38 cm x 28.5 cm (14 15/16 in. x 11 1/4 in.)
Galeria Arvil Grafica
(Juchitán, Oaxaca, Mexico, 1940 - 2019, Juchitán, Oaxaca, Mexico)
Latin America, Mexican
Medium and Support:
Bfk Rives paper bound with iguana leather
Blanton Museum of Art, The University of Texas at Austin, Gift of Eleanor Freed, 1986
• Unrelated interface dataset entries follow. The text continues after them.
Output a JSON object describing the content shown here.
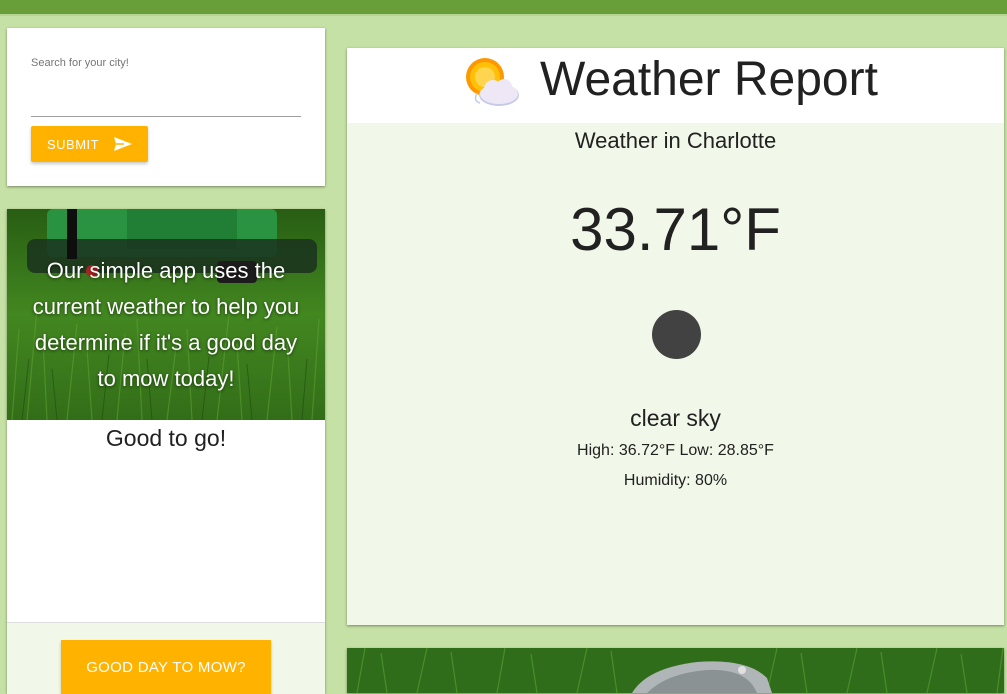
{
  "colors": {
    "topbar": "#689f38",
    "page_background": "#c5e1a5",
    "accent_button": "#ffb300",
    "weather_panel": "#f1f8e9"
  },
  "search": {
    "label": "Search for your city!",
    "value": "",
    "submit_label": "SUBMIT",
    "submit_icon": "send-icon"
  },
  "mow": {
    "intro": "Our simple app uses the current weather to help you determine if it's a good day to mow today!",
    "verdict": "Good to go!",
    "button_label": "GOOD DAY TO MOW?"
  },
  "weather": {
    "title": "Weather Report",
    "logo_icon": "sun-behind-cloud-icon",
    "city_line": "Weather in Charlotte",
    "temperature": "33.71°F",
    "condition_icon": "weather-condition-icon",
    "description": "clear sky",
    "high_low": "High: 36.72°F Low: 28.85°F",
    "humidity": "Humidity: 80%"
  }
}
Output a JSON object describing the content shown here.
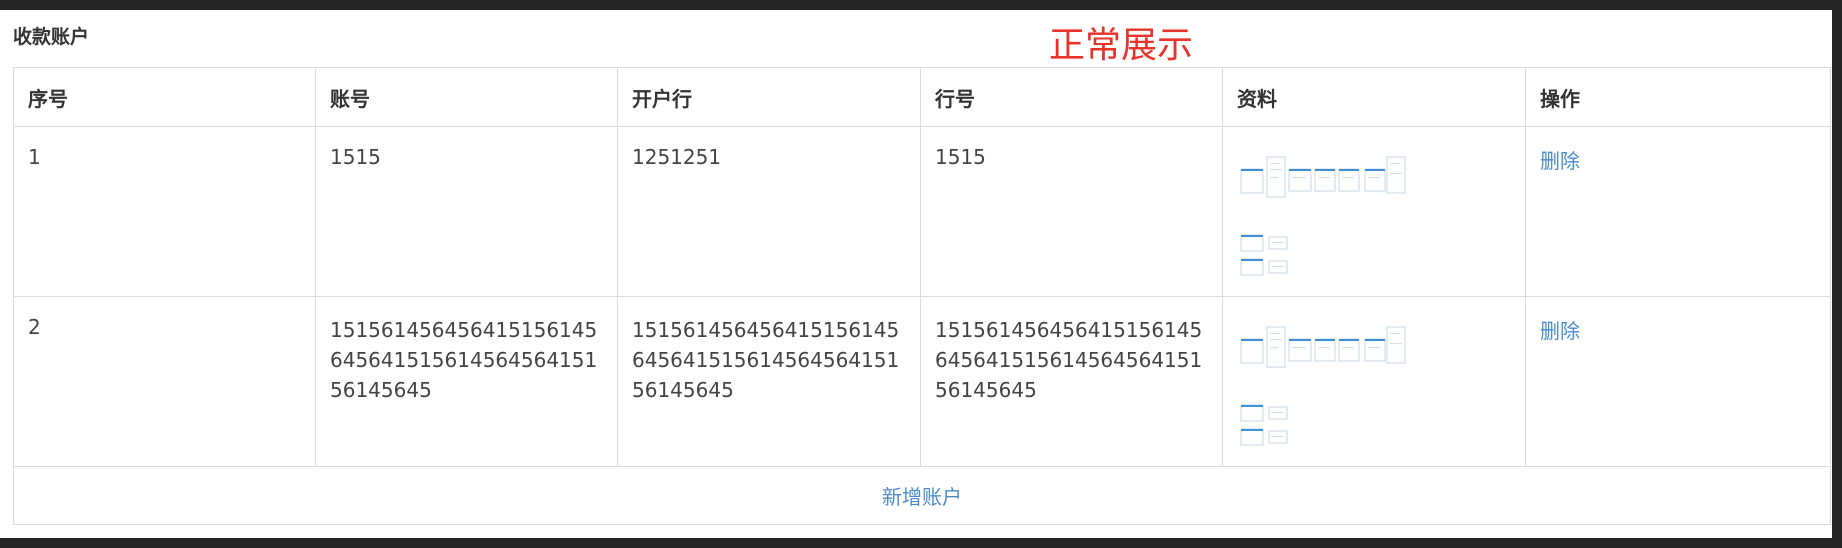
{
  "section_title": "收款账户",
  "annotation": "正常展示",
  "table": {
    "headers": [
      "序号",
      "账号",
      "开户行",
      "行号",
      "资料",
      "操作"
    ],
    "rows": [
      {
        "index": "1",
        "account": "1515",
        "bank": "1251251",
        "bank_code": "1515",
        "action": "删除"
      },
      {
        "index": "2",
        "account": "15156145645641515614564564151561456456415156145645",
        "bank": "15156145645641515614564564151561456456415156145645",
        "bank_code": "15156145645641515614564564151561456456415156145645",
        "action": "删除"
      }
    ],
    "add_label": "新增账户"
  },
  "colors": {
    "link": "#4a8cc9",
    "annotation": "#e8322a",
    "border": "#dcdcdc",
    "thumb_accent": "#3b8fd6"
  }
}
Toledo’s work disrupts the boundaries erected by traditional art discourses that distinguish between “high” and “low” art and separate traditional artistic expression from the contemporary. He fuses pre-Columbian symbolism with allusions to works by modern artists like Paul Klee and Rufino Tamayo and modern writers such as Franz Kafka, creating fabulous universes where human and animal worlds merge. In the works in the Toledo/Guchachi series, Toledo drew upon the Zapotec myth of the guchachi (iguana) and illustrated it with vividly graphic devourings, copulations, and metamorphoses of human, bestial, and animal characters. These depictions disturb the natural world order narrated in the legend in order to visually reshape it into a sensual, even violent, universe in which animal and human live in symbiosis.